Monday, January 15, 2007

Just Eat Something Already

Everyone probably remembers back in September when officials at the Madrid fashion shows banned overly thin models from walking the runways. Since this was the first ban of its kind, the Spain shows ended up receiving a lot of press coverage about their ruling, but who really thought those actions would carry any "weight" with the other fashion capitals? After all, it was just Madrid. And what are fashion shows without stick-like bodies to hang the clothes on anyway?

Well it turned out that the fashion officials who reign in Milan also announced that they would adopt the same ban imposed by Madrid for their shows in February. Under the new codes, the models must have a body mass index (BMI) of at least 18.5 and be at least 16 years old to be hired by designers, modeling agencies, photographers, make-up artists etc. I also heard rumors of a smoke and alcohol-free zone backstage…has everyone gone mad?
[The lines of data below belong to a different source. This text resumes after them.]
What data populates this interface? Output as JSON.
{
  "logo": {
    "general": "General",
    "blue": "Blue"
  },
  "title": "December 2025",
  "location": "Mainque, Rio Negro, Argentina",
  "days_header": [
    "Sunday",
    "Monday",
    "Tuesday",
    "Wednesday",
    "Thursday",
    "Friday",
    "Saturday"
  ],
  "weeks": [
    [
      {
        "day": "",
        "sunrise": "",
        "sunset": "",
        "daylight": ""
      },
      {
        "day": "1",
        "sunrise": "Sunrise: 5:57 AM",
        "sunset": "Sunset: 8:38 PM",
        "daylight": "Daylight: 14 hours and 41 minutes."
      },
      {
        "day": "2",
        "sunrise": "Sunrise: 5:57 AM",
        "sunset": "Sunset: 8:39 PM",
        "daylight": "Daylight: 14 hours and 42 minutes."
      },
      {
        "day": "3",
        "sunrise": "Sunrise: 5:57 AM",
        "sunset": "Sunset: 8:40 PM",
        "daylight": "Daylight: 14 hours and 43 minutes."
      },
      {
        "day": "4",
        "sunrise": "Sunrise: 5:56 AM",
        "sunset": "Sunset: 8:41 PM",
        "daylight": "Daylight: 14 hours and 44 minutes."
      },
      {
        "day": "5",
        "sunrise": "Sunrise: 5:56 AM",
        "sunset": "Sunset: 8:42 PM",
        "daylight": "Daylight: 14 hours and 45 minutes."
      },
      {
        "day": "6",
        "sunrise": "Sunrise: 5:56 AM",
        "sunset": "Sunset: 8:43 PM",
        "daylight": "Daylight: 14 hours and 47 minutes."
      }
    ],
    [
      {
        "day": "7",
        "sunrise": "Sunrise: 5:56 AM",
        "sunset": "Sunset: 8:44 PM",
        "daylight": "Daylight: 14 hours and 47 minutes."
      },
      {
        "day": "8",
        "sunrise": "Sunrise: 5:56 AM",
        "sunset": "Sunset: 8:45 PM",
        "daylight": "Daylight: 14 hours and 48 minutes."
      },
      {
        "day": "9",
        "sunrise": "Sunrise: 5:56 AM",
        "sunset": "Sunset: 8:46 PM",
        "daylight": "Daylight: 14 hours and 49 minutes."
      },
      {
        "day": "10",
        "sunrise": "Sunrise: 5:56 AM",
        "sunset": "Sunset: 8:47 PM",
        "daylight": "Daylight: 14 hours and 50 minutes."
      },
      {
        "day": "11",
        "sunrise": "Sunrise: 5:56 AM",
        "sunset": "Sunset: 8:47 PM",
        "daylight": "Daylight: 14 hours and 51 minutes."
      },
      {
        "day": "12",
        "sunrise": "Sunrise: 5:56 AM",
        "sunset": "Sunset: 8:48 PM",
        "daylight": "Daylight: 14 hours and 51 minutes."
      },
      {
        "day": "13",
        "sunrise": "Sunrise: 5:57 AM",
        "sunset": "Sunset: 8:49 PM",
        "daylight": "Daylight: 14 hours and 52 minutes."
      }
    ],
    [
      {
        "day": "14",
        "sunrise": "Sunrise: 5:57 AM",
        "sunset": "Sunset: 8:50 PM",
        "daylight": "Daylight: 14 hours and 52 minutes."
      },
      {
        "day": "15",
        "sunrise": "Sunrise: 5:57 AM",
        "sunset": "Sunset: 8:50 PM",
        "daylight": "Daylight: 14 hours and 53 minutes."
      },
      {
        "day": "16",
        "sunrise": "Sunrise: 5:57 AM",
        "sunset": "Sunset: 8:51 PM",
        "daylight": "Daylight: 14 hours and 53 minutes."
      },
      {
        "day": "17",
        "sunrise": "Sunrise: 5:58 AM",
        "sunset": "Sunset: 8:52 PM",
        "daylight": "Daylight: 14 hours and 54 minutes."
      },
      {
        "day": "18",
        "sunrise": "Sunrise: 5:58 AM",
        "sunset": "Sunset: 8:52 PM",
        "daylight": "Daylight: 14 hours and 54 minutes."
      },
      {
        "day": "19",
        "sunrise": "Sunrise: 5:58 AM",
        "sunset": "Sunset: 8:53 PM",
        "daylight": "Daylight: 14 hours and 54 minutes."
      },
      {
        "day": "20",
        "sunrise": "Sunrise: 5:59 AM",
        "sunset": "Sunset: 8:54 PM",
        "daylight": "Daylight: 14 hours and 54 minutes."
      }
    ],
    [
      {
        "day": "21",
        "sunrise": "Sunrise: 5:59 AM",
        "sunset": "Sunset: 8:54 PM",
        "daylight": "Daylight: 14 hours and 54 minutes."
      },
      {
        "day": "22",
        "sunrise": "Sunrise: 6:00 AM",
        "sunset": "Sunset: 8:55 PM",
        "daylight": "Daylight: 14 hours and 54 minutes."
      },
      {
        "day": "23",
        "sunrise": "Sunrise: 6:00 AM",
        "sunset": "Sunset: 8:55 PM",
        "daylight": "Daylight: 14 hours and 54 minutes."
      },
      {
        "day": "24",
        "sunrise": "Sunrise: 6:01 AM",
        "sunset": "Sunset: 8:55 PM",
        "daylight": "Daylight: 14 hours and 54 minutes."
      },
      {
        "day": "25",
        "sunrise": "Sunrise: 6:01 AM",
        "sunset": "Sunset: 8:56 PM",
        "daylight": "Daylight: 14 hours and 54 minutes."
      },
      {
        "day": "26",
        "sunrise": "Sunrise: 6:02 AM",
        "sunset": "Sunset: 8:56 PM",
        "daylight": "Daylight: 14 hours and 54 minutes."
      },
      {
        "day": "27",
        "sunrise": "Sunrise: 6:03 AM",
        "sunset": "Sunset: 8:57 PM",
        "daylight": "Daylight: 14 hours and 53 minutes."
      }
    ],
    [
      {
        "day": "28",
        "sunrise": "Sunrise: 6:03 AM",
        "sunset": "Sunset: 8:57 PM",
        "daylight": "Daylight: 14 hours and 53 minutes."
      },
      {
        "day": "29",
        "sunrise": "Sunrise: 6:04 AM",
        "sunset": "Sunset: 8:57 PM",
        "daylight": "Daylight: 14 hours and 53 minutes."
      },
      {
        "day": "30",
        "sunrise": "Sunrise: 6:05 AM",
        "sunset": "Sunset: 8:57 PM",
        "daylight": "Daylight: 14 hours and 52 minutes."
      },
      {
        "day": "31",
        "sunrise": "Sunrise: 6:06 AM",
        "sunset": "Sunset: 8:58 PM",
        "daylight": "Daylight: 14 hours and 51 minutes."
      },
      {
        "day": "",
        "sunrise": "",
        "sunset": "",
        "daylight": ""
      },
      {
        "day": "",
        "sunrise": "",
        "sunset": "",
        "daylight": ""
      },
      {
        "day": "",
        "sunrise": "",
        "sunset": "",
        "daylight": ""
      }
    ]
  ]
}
Actually they’ve probably just gone healthy. The director of Madrid’s show, Leonor Perez Pita, admitted, “The restrictions could be quite a shock to the fashion world at the beginning, but I’m sure it’s important as far as health is concerned.”

The statements for Milan’s shows were also focused on promoting a healthy image for models, and under Milan’s new code, each model will have to possess a medical certificate to prove she is in good health before she can walk.

Of course the flip side of the healthy image is wanting to avoid projecting unhealthy images of anorexia to young, impressionable girls. Concho Guerra, a regional official in Spain, said, “Fashion is a mirror, and many teenagers imitate what they see on the catwalk.”

On our side of the pond, the tone was more one of anger than concern for all those vulnerable teenagers. Cathy Gould, director for Elite modeling agency in North America, stated, “I think it’s outrageous. I understand they want to set this tone of healthy, beautiful women, but what about discrimination against the model? And what about the freedom of the designer?” To give her some credit, she was concerned about some young women – her models whose careers could be hurt because of their “naturally gazelle-like” body types.

As for models working in the states, the Council of Fashion Designers of America issued a statement promising that they will not impose a similar ban based on a model’s weight. In explanation they stated, “The CFDA Health Initiative is about awareness and education, not policing.”

They also addressed the issue of anorexic models by saying, “Eating disorders are emotional disorders that have psychological, behavioral, social, and physical manifestations, of which body weight is only one.”

In addition to that lovely sentiment, Diane Von Furstenberg and the rest of the CFDA crew did want to do something to help the poor, starving models. So they are planning on setting up workshops to educate the industry on the nature of eating disorders as well as suggesting ways to keep models healthy, such as providing balanced meals at photo shoots and warning them against underage smoking and drinking.

It looks like everyone in the fashion world really is trying to do their part in making sure another Kate Moss-type doesn’t end up as the new poster girl for “Under-Eaters Anonymous” (or “Coke Whores Anonymous” for that matter).